Study material:
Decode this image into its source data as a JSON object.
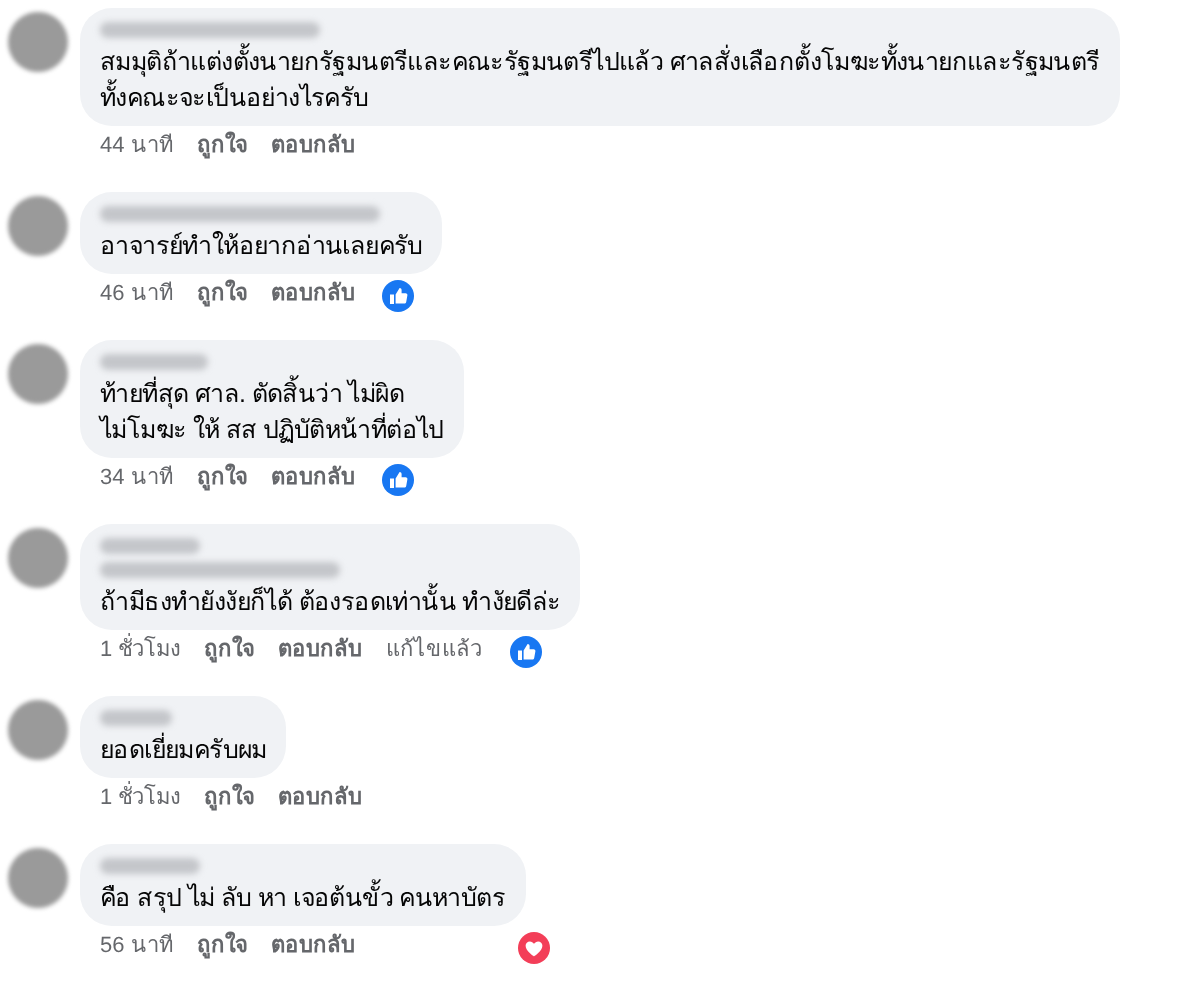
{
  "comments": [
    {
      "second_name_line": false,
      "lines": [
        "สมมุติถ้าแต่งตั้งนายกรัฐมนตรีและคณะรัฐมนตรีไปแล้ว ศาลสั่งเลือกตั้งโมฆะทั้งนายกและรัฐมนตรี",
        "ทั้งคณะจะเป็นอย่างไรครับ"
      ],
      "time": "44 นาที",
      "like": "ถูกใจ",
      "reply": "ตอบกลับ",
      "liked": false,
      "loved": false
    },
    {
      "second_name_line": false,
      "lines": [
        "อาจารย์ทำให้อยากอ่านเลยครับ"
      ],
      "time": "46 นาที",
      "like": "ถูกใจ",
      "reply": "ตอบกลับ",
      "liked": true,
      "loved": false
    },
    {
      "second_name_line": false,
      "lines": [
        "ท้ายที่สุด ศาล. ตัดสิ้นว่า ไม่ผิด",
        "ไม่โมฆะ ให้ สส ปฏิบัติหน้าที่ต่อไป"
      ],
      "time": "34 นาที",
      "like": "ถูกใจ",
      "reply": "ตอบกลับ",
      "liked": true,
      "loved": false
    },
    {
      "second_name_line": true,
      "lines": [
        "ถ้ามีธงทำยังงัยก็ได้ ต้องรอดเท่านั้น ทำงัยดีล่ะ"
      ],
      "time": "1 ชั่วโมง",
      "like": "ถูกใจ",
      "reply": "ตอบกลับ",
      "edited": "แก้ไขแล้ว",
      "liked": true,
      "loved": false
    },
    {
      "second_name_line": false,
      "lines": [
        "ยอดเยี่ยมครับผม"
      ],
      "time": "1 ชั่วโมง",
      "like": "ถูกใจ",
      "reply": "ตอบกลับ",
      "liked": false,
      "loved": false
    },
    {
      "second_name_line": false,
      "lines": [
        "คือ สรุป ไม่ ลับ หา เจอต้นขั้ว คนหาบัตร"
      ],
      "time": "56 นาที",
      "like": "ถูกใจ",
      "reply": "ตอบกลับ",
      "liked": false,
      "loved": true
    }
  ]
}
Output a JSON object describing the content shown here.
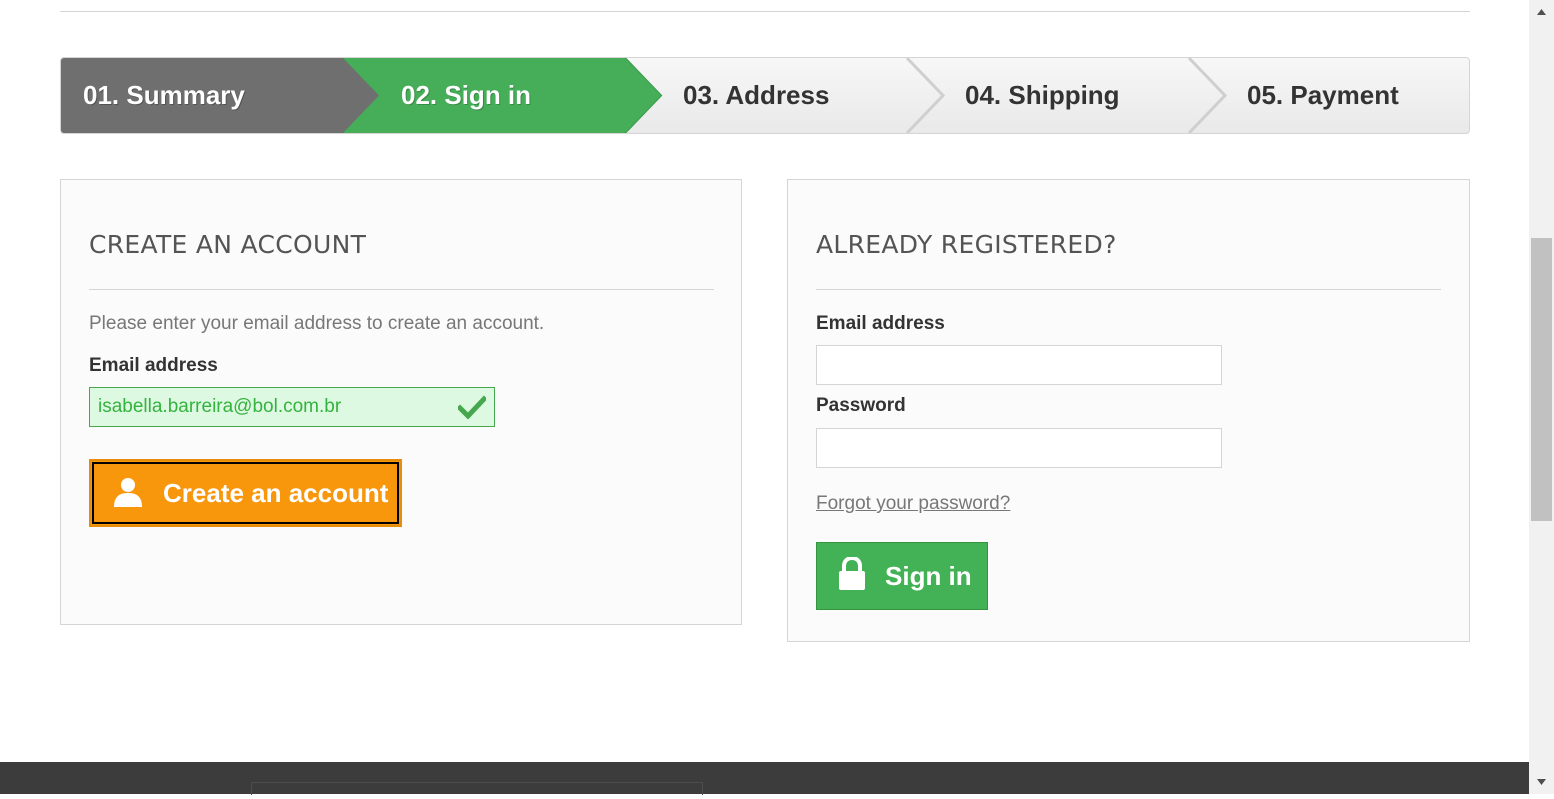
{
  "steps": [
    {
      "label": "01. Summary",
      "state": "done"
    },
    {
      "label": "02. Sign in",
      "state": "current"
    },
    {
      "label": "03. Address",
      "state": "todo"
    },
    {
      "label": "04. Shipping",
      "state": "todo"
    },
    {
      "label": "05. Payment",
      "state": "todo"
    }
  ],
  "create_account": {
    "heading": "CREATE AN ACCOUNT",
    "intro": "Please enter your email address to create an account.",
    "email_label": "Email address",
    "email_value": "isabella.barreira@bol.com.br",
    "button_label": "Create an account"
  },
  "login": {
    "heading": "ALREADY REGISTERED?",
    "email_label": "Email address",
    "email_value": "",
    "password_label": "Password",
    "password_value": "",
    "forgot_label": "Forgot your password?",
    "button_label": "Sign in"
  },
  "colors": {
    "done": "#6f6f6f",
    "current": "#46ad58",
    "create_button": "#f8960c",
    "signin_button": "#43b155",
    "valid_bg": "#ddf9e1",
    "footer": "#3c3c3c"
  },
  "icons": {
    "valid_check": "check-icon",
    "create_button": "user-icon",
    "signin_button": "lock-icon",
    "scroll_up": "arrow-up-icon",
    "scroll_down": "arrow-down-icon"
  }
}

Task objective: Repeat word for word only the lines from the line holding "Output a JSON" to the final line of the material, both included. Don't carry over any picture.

Task output:
Output a JSON object describing the content shown here.
{
  "steps": [
    {
      "label": "01. Summary",
      "state": "done"
    },
    {
      "label": "02. Sign in",
      "state": "current"
    },
    {
      "label": "03. Address",
      "state": "todo"
    },
    {
      "label": "04. Shipping",
      "state": "todo"
    },
    {
      "label": "05. Payment",
      "state": "todo"
    }
  ],
  "create_account": {
    "heading": "CREATE AN ACCOUNT",
    "intro": "Please enter your email address to create an account.",
    "email_label": "Email address",
    "email_value": "isabella.barreira@bol.com.br",
    "button_label": "Create an account"
  },
  "login": {
    "heading": "ALREADY REGISTERED?",
    "email_label": "Email address",
    "email_value": "",
    "password_label": "Password",
    "password_value": "",
    "forgot_label": "Forgot your password?",
    "button_label": "Sign in"
  },
  "colors": {
    "done": "#6f6f6f",
    "current": "#46ad58",
    "create_button": "#f8960c",
    "signin_button": "#43b155",
    "valid_bg": "#ddf9e1",
    "footer": "#3c3c3c"
  },
  "icons": {
    "valid_check": "check-icon",
    "create_button": "user-icon",
    "signin_button": "lock-icon",
    "scroll_up": "arrow-up-icon",
    "scroll_down": "arrow-down-icon"
  }
}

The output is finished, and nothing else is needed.